'''
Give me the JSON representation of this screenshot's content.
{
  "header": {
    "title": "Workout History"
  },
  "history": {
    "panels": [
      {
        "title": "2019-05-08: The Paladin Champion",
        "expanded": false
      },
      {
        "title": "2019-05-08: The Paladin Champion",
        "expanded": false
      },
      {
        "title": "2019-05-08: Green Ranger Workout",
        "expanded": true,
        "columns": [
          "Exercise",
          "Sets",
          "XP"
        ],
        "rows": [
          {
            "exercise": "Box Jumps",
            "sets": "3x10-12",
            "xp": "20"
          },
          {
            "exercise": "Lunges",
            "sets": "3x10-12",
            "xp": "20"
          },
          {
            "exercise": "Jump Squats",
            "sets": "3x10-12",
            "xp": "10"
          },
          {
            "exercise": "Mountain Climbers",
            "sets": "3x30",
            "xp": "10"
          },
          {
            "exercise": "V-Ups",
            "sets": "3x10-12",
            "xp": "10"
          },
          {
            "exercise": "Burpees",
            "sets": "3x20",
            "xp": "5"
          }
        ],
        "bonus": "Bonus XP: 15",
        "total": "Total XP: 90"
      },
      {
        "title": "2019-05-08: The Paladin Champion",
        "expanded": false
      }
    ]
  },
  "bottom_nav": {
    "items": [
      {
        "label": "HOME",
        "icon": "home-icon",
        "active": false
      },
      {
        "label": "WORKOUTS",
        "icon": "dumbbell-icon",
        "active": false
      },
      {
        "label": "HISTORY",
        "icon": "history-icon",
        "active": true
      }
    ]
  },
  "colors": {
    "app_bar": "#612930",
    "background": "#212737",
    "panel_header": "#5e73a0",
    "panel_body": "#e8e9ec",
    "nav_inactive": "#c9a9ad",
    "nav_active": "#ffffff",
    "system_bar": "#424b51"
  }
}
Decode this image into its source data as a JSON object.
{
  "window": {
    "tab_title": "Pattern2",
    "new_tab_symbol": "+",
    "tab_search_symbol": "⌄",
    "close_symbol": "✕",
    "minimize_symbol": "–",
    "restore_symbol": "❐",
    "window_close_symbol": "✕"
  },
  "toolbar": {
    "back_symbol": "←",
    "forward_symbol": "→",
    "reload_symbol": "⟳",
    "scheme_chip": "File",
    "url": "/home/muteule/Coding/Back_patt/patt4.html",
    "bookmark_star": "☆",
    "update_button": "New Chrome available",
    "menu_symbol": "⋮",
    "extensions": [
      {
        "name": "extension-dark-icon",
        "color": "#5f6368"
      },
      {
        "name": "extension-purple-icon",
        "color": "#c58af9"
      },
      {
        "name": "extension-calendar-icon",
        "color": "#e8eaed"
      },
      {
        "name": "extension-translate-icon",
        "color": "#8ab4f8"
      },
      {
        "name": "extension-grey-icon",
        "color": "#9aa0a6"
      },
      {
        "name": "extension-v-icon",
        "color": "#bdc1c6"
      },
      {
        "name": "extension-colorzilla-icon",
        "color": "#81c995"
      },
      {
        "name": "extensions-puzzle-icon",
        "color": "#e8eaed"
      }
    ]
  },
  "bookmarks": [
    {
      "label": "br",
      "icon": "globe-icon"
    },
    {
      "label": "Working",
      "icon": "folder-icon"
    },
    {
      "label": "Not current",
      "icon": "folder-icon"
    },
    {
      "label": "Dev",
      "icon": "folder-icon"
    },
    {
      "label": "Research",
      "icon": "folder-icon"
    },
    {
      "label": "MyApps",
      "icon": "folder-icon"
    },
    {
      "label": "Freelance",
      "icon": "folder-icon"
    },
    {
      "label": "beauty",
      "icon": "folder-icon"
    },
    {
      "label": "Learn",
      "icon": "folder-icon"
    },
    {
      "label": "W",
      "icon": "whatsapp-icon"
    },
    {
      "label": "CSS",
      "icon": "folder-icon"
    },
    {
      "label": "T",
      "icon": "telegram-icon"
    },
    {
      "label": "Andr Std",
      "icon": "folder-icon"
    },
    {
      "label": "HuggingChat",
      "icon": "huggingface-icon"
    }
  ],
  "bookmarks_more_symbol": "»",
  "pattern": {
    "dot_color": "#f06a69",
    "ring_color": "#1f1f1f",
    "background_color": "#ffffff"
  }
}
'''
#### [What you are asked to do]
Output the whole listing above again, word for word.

#### [Your solution]
Give me the JSON representation of this screenshot's content.
{
  "header": {
    "title": "Workout History"
  },
  "history": {
    "panels": [
      {
        "title": "2019-05-08: The Paladin Champion",
        "expanded": false
      },
      {
        "title": "2019-05-08: The Paladin Champion",
        "expanded": false
      },
      {
        "title": "2019-05-08: Green Ranger Workout",
        "expanded": true,
        "columns": [
          "Exercise",
          "Sets",
          "XP"
        ],
        "rows": [
          {
            "exercise": "Box Jumps",
            "sets": "3x10-12",
            "xp": "20"
          },
          {
            "exercise": "Lunges",
            "sets": "3x10-12",
            "xp": "20"
          },
          {
            "exercise": "Jump Squats",
            "sets": "3x10-12",
            "xp": "10"
          },
          {
            "exercise": "Mountain Climbers",
            "sets": "3x30",
            "xp": "10"
          },
          {
            "exercise": "V-Ups",
            "sets": "3x10-12",
            "xp": "10"
          },
          {
            "exercise": "Burpees",
            "sets": "3x20",
            "xp": "5"
          }
        ],
        "bonus": "Bonus XP: 15",
        "total": "Total XP: 90"
      },
      {
        "title": "2019-05-08: The Paladin Champion",
        "expanded": false
      }
    ]
  },
  "bottom_nav": {
    "items": [
      {
        "label": "HOME",
        "icon": "home-icon",
        "active": false
      },
      {
        "label": "WORKOUTS",
        "icon": "dumbbell-icon",
        "active": false
      },
      {
        "label": "HISTORY",
        "icon": "history-icon",
        "active": true
      }
    ]
  },
  "colors": {
    "app_bar": "#612930",
    "background": "#212737",
    "panel_header": "#5e73a0",
    "panel_body": "#e8e9ec",
    "nav_inactive": "#c9a9ad",
    "nav_active": "#ffffff",
    "system_bar": "#424b51"
  }
}
Decode this image into its source data as a JSON object.
{
  "window": {
    "tab_title": "Pattern2",
    "new_tab_symbol": "+",
    "tab_search_symbol": "⌄",
    "close_symbol": "✕",
    "minimize_symbol": "–",
    "restore_symbol": "❐",
    "window_close_symbol": "✕"
  },
  "toolbar": {
    "back_symbol": "←",
    "forward_symbol": "→",
    "reload_symbol": "⟳",
    "scheme_chip": "File",
    "url": "/home/muteule/Coding/Back_patt/patt4.html",
    "bookmark_star": "☆",
    "update_button": "New Chrome available",
    "menu_symbol": "⋮",
    "extensions": [
      {
        "name": "extension-dark-icon",
        "color": "#5f6368"
      },
      {
        "name": "extension-purple-icon",
        "color": "#c58af9"
      },
      {
        "name": "extension-calendar-icon",
        "color": "#e8eaed"
      },
      {
        "name": "extension-translate-icon",
        "color": "#8ab4f8"
      },
      {
        "name": "extension-grey-icon",
        "color": "#9aa0a6"
      },
      {
        "name": "extension-v-icon",
        "color": "#bdc1c6"
      },
      {
        "name": "extension-colorzilla-icon",
        "color": "#81c995"
      },
      {
        "name": "extensions-puzzle-icon",
        "color": "#e8eaed"
      }
    ]
  },
  "bookmarks": [
    {
      "label": "br",
      "icon": "globe-icon"
    },
    {
      "label": "Working",
      "icon": "folder-icon"
    },
    {
      "label": "Not current",
      "icon": "folder-icon"
    },
    {
      "label": "Dev",
      "icon": "folder-icon"
    },
    {
      "label": "Research",
      "icon": "folder-icon"
    },
    {
      "label": "MyApps",
      "icon": "folder-icon"
    },
    {
      "label": "Freelance",
      "icon": "folder-icon"
    },
    {
      "label": "beauty",
      "icon": "folder-icon"
    },
    {
      "label": "Learn",
      "icon": "folder-icon"
    },
    {
      "label": "W",
      "icon": "whatsapp-icon"
    },
    {
      "label": "CSS",
      "icon": "folder-icon"
    },
    {
      "label": "T",
      "icon": "telegram-icon"
    },
    {
      "label": "Andr Std",
      "icon": "folder-icon"
    },
    {
      "label": "HuggingChat",
      "icon": "huggingface-icon"
    }
  ],
  "bookmarks_more_symbol": "»",
  "pattern": {
    "dot_color": "#f06a69",
    "ring_color": "#1f1f1f",
    "background_color": "#ffffff"
  }
}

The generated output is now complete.